The Makiš Basin lies south of New Belgrade, between the foothills of the Šumadijan Mountains and the Sava River. It serves an essential role as Belgrade’s largest water reserve and catchment area. Most of the wetland is used for agriculture and forestry, but it also functions as a flood basin for the Sava River. The two main drinking water treatment facilities of Belgrade, Makiš 1 and Makiš 2, sanitise the water pumped from the ground near the riverbanks to feed into the city’s freshwater system.
Apart from small informal settlements that have formed along the drainage canals and in the forests, the vast plain of the Makiš Field is mostly uninhabited. A regional highway runs straight through the basin, connecting several large industrial complexes to the city and airport: logistics warehouses, pharmaceutical and petrol industries, and Belgrade’s marshalling yard. The construction of a new residential-business complex, dubbed Tesla City, was announced on 21 July 2017. Planned for 31,000 inhabitants, the new complex will start with a mixed-use residential and commercial area surrounding a 25-storey skyscraper. There are also plans to construct Belgrade’s first underground railway line between Tesla City and another large-scale proposal at Ada Huja, which would pass by the Belgrade Waterfront development. Both projects received heavy criticism from planning officials and architects, especially since both terminuses are un-urbanised heaths.

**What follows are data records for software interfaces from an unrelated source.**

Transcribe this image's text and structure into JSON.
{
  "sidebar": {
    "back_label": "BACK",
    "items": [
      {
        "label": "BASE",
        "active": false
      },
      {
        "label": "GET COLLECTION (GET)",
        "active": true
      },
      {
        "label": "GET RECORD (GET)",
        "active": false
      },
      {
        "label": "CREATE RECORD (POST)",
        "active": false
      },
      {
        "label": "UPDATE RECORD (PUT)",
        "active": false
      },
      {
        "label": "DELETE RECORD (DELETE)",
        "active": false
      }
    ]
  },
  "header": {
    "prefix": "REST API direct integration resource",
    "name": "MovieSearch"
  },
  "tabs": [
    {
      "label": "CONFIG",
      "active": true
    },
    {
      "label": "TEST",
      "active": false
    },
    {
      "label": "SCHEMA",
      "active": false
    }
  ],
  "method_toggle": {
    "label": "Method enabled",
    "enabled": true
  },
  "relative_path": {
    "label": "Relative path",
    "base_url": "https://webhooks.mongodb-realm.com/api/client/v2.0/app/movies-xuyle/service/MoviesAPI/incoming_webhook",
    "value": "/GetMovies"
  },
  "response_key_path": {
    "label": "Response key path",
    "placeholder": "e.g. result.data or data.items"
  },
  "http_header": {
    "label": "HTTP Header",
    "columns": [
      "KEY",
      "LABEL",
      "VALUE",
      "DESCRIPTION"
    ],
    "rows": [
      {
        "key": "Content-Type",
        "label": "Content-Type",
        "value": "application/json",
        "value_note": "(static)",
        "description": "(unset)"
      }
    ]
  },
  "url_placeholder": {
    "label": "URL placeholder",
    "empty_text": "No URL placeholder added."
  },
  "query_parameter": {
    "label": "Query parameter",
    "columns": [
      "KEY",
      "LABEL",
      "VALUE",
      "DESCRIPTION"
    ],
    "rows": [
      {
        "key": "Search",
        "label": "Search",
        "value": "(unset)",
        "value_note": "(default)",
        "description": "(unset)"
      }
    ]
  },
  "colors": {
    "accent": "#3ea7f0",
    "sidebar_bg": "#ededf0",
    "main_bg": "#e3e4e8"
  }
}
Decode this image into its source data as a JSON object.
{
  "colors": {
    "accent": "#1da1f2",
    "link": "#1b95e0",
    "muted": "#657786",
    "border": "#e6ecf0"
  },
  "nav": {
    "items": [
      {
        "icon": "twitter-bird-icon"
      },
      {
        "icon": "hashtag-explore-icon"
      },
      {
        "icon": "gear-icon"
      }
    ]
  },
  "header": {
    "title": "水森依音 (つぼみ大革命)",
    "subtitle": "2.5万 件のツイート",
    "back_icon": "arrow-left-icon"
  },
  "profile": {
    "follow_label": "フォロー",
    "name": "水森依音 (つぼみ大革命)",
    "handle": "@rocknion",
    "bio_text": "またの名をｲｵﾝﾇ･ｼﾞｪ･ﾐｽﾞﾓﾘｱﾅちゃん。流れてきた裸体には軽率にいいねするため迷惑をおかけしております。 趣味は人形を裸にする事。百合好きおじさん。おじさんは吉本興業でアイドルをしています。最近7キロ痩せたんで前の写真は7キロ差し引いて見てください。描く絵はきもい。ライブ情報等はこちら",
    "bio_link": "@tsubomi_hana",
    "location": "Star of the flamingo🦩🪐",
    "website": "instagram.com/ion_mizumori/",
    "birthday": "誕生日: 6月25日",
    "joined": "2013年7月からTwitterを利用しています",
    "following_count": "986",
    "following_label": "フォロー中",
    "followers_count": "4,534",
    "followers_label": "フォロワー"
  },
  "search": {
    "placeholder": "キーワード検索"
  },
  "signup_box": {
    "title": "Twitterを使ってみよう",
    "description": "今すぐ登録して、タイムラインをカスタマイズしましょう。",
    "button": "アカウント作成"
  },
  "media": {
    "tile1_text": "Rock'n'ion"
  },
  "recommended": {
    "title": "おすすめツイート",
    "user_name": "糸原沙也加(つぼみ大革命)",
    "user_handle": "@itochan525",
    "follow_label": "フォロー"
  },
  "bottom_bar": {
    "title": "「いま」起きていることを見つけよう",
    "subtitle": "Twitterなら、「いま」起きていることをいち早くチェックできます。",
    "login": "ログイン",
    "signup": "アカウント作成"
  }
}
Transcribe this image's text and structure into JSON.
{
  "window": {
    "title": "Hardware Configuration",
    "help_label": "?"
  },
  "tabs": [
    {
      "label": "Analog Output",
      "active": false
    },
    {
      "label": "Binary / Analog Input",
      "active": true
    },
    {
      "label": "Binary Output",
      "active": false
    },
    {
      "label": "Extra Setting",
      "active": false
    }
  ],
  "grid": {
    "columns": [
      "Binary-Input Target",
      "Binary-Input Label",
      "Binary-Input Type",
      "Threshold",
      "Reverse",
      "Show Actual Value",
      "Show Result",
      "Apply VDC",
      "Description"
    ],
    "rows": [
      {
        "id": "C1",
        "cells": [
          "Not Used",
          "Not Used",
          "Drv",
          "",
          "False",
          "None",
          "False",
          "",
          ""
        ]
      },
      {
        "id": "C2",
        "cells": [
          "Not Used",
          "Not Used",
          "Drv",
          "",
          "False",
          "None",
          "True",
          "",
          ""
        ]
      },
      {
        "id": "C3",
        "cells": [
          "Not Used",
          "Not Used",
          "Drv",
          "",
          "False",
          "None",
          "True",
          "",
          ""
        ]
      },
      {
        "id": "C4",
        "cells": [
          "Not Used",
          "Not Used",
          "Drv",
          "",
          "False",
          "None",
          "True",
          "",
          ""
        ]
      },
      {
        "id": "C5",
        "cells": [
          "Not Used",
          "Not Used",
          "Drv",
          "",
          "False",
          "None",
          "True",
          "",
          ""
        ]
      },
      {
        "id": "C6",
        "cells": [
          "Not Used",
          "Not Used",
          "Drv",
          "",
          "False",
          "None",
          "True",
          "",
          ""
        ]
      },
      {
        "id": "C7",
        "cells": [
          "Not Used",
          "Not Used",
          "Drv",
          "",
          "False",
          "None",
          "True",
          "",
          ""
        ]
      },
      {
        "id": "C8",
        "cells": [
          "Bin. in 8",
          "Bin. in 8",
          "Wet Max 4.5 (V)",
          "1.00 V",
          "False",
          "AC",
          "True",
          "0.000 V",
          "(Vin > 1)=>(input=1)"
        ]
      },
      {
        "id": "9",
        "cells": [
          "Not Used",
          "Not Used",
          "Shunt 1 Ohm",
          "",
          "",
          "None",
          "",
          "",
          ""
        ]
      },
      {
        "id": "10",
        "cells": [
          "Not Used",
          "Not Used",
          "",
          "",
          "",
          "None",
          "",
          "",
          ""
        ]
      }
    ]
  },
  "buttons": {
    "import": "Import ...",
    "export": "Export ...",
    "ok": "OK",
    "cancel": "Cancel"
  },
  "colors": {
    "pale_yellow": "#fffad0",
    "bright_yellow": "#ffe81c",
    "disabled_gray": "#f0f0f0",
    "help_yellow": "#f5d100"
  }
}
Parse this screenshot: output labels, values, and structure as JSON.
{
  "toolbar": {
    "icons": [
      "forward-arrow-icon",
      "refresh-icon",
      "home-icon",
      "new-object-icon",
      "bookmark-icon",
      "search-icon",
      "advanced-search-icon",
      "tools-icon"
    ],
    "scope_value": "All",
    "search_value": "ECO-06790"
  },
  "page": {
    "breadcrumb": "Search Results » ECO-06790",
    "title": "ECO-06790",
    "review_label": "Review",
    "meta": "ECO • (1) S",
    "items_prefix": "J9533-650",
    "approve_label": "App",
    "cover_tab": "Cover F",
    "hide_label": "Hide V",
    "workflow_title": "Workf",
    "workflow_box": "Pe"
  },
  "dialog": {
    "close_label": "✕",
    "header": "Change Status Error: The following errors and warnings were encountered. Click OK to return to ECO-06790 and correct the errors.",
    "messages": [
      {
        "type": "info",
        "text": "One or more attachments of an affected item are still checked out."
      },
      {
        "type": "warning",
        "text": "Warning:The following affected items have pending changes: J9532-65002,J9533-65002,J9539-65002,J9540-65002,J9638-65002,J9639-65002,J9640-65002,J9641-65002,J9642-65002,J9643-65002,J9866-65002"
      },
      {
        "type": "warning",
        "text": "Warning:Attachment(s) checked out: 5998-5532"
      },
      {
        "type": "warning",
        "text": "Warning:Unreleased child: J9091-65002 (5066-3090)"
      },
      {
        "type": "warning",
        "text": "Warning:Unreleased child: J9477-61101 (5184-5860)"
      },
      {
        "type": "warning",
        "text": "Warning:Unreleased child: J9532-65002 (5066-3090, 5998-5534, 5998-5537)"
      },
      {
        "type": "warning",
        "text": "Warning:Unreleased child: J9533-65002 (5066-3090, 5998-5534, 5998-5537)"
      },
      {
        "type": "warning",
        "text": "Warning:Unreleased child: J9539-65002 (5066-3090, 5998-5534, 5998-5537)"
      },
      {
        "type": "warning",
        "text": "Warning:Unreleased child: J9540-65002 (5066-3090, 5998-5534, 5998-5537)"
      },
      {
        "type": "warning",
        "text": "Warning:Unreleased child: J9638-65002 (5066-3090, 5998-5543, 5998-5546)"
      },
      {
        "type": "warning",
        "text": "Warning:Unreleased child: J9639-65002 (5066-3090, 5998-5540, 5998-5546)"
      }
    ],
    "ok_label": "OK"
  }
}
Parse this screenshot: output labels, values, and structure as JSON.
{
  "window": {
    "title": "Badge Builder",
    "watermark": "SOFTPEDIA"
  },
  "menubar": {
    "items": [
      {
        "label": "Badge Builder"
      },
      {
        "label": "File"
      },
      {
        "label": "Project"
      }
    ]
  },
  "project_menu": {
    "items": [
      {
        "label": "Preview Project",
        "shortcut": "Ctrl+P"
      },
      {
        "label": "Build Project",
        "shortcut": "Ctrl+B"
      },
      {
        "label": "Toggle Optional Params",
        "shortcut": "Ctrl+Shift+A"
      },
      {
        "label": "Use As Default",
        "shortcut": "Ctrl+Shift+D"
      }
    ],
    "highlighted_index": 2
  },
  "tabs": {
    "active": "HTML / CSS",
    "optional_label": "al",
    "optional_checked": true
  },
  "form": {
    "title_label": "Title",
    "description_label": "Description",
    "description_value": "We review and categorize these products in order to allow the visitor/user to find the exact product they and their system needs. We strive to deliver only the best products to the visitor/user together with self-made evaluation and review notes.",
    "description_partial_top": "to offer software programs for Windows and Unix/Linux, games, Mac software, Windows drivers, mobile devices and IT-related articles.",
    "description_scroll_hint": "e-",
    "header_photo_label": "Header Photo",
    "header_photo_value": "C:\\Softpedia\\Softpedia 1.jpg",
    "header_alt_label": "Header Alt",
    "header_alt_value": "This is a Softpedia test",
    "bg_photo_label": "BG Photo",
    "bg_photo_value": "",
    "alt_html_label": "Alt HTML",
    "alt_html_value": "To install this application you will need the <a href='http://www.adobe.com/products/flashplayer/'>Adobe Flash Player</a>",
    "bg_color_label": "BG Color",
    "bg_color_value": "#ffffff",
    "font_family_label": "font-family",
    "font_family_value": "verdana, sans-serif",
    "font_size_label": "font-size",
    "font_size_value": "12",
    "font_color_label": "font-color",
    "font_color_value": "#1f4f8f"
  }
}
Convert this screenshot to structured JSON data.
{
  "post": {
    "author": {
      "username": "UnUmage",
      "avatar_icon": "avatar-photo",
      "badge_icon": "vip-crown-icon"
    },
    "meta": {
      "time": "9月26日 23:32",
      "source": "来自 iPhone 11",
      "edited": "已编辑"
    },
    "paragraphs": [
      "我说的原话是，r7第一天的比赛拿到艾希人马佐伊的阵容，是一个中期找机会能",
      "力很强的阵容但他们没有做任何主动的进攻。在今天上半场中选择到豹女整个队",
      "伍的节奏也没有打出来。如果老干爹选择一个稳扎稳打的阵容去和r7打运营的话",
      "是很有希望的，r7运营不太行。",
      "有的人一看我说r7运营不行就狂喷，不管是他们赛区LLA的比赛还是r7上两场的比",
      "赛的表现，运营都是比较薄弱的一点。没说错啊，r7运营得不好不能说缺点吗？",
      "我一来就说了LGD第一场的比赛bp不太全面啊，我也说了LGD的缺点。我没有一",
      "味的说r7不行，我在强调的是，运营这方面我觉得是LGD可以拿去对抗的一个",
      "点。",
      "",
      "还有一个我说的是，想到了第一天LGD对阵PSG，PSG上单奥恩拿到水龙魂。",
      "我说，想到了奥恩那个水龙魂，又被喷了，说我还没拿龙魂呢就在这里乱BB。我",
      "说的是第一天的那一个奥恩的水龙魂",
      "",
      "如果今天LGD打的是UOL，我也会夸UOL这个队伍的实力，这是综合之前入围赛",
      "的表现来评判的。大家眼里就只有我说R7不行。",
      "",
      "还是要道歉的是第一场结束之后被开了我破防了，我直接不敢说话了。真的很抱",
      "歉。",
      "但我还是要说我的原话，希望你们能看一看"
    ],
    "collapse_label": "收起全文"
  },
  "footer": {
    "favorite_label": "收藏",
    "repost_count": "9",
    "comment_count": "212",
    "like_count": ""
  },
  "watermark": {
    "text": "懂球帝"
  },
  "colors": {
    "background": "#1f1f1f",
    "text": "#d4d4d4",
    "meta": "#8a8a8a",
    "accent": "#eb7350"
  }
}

Today, Sava River’s centralised water purification process is exclusively dependent on the Makiš complex and its three facilities. The risk of a potential collapse of the drinking water supply of Belgrade is high. The project explores possibilities of hybridising the landscape of Makiš Basin, as the hydrological and operational backbone of the city is challenged by new development to arrive. Establishing a landscape system or Archipelago of Water with a wide range of water-related facilities, public sites, and land uses will allow the active protection of Belgrade’s drinking water. An Archipelago of Water Bodies is spread across the site, creating a sustainable decentralised public water supply landscape, less prone to failure than the existing centralised system. Resurfacing networked water, instead of hiding it in underground and technical infrastructure, will raise awareness about Makiš as a drinking water source on the metropolitan scale.